More prosaically, traditional manufacturers like Ford, BMW, Volkswagen, Toyota and even GM may be in a better state than a decade ago, but profit margins are still generally low. And even if they can make driverless cars work economically, do they have the courage to deal with the legal minefields that a mass rollout of autonomous systems will involve? Do the ‘new kids on the block’ such as Google and Tesla in contrast have the attitude which could confidently take on such setbacks?
Is the impulse to develop automated vehicle systems more about squeezing more from the existing relatively dilapidated infrastructure, especially in urban areas, than developing a bigger and better infrastructure we need? Will driverless cars liberate us from gridlock and make driving safer, faster and more enjoyable? Or are they a technological dead end, economically impracticable and fundamentally unsafe?

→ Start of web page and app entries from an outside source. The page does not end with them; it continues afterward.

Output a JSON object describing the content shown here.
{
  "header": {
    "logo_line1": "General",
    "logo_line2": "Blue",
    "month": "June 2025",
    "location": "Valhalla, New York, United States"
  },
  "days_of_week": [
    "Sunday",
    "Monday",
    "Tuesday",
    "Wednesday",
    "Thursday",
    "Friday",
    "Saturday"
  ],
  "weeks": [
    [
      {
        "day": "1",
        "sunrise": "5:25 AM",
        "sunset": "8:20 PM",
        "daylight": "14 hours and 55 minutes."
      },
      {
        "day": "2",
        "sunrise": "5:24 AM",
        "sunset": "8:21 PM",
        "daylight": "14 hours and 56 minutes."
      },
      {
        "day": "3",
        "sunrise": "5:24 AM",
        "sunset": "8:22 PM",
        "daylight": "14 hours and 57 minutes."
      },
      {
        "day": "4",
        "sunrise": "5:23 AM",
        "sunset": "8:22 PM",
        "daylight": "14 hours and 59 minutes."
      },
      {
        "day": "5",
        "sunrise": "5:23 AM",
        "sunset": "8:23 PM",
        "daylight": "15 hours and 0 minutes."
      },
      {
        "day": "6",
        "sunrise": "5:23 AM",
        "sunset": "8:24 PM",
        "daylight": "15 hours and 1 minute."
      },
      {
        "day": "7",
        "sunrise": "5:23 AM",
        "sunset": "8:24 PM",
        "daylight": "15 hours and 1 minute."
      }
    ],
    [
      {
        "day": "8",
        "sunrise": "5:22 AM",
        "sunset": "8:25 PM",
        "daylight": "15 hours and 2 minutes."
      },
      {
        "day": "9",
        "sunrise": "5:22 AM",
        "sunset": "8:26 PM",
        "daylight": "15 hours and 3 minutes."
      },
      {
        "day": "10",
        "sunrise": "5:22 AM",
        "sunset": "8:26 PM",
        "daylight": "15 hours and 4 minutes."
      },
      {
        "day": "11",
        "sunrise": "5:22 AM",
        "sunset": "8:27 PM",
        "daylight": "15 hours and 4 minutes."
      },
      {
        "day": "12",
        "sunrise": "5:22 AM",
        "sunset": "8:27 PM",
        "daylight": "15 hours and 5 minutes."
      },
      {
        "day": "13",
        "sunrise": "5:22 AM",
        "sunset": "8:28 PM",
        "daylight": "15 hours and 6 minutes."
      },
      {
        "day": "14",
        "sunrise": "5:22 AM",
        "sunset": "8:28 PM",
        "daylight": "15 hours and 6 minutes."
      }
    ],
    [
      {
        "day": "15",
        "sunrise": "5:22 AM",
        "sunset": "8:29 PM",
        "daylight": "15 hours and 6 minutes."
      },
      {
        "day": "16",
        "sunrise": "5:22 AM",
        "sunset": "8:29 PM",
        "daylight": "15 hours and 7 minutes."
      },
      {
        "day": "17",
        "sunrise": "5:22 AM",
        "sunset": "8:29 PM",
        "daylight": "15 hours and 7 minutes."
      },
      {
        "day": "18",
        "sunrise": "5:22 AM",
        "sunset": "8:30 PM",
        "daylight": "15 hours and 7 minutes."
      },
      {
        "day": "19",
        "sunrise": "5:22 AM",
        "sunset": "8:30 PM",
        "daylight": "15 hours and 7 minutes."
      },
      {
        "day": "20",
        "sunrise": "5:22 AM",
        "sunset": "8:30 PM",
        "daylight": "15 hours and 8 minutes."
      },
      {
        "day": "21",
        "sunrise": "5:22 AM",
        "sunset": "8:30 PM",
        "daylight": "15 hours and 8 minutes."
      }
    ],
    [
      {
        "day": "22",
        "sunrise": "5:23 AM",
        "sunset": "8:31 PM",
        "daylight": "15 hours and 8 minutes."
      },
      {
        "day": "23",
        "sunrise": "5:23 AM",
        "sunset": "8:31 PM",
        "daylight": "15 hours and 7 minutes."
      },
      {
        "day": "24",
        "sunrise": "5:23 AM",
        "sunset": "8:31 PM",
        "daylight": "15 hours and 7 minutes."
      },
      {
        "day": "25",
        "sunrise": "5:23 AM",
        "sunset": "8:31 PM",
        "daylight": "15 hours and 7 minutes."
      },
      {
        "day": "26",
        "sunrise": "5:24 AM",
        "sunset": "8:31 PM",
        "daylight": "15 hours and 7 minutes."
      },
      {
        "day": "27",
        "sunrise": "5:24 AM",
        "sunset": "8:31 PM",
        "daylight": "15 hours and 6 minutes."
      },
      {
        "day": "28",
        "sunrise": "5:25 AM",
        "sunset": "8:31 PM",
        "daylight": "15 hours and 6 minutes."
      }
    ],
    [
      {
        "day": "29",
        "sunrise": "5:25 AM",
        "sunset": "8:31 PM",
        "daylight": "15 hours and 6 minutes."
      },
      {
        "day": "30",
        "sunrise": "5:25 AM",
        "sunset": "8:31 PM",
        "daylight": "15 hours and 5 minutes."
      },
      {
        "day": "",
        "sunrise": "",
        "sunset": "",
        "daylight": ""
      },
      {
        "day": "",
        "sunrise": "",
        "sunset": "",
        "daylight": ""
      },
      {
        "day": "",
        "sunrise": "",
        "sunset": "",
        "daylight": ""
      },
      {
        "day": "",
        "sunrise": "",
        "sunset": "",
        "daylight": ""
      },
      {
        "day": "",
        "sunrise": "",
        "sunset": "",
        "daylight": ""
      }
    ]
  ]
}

freelance automotive industry writer & specialist; future tech specialist
head of transport and manufacturing, Institution of Mechanical Engineers
digital business consultant and writer; co-author, Big Potatoes: the London manifesto for innovation
principal technologist - automated transport systems, Transport Systems Catapult
Driverless cars pose worrying questions of life and death, Andy Sharman, Financial Times, January 2016
Machine Morality: Computing Right and Wrong, Sherwin Yu, Yale Scientific, May 2015
How Will Driverless Cars Make Life-Or-Death Decisions?, NETNebraska, May 2016
The driverless car and the fall of man, Norman Lewis, Spiked, March 2015
How to Raise a Moral Robot, Bertram Malle, LiveScience, March 2015
Driverless car study outlines public divide, Philippa Oldham, Institute of Mechanical Engineers, June 2016
Autonomous and Driverless Cars, Philippa Oldham, Institution of Mechanical Engineers, January 2016